Backing North Yorkshire’s re-opening tourism industry

I very much welcome the re-opening of the tourism sector in North Yorkshire this weekend.

Following the Prime Minister’s announcement about changes to lockdown measures, up to 790 tourism-related businesses in the Richmond (Yorks) constituency will benefit from the move to gradually relax restrictions on Saturday, July 4.

They include pubs, restaurants, accommodation providers and leisure attractions like Thorp Perrow Arboretum, near Bedale, which I recently visited to see arrangements being put in place to keep visitors and staff safe.

During the visit, when I helped put up notices displaying safety advice, I said I very much hope people come out to support the tourism and hospitality businesses which are so vital to our local economy and jobs.

Safety is of paramount importance and it is vital that social distancing rules and the latest guidance are adhered to so that local people and visitors feel confident.

The staff at Thorp Perrow have done fantastic work to help visitors to the nationally-important collection of trees and shrubs enjoy their time safely while also protecting staff.

Because the 100-acre arboretum and bird of prey and mammal centre is an outdoor attraction it had been able to gradually open in stages through June. The children’s playground will re-open on Saturday (July 4).

It was wonderful to see good numbers of people enjoying the fresh air, sunshine and the beautiful surroundings of the arboretum, during my visit. After the long period of lockdown, people have been looking forward to taking a day trip, weekend break or staycation. Attractions like Thorp Perrow are keen to welcome them.

Sir Henry Ropner, owner of the Arboretum, told me: “We have loved having visitors back to enjoy a very special time of the year at Thorp Perrow.

“People have been very understanding and respectful of the advice we have given them which has been based upon the comprehensive guidance from the Government.

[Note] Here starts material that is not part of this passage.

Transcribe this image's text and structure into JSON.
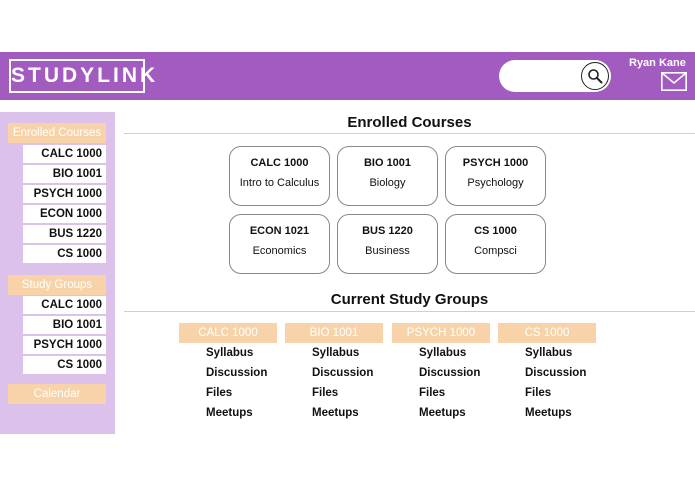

“That in turn has given us huge confidence that we could open up safely and responsibly.”

I was honoured to plant a Japanese maple tree in the arboretum’s acer glade and in the shadow of an old ash tree – part of Thorp Perrow’s National Ash Collection.